ASSIGNMENT: How many lines in the entries below contain "index"? Answer with the number only.

Records from a collection:
##############################
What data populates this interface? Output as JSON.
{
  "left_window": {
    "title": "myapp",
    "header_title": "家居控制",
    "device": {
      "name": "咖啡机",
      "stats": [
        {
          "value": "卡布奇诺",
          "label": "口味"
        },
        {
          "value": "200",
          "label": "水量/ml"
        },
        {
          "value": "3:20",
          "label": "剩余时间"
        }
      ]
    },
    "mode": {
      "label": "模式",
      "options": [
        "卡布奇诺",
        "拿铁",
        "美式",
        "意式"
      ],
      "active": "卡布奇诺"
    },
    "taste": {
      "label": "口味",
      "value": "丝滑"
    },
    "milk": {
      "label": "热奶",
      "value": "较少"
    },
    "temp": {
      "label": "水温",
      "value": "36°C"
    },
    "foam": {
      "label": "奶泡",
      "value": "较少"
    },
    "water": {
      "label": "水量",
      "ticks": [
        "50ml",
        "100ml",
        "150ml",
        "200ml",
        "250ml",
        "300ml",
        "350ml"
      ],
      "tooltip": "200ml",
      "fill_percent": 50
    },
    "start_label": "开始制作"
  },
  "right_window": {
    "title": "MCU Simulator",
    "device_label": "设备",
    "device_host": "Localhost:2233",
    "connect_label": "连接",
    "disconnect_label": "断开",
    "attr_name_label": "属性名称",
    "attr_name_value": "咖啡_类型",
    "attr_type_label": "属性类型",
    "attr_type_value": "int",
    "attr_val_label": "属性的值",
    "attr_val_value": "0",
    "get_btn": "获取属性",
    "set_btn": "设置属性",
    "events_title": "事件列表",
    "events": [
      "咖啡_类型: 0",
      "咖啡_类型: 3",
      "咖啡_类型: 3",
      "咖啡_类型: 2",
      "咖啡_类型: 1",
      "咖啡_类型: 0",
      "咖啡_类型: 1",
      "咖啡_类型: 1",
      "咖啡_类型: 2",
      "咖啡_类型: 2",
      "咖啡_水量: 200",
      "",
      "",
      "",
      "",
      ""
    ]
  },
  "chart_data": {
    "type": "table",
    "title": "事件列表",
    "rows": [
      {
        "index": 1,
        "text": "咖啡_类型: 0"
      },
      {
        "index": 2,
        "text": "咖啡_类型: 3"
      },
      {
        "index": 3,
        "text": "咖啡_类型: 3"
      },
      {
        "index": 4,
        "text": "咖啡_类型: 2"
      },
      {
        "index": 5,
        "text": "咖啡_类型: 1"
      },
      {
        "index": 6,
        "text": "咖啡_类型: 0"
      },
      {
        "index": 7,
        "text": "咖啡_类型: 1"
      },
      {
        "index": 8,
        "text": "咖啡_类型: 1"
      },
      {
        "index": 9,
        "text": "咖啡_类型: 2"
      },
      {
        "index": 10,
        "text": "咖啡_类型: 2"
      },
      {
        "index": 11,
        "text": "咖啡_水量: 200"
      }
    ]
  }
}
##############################
PROBLEM SOLUTION: 11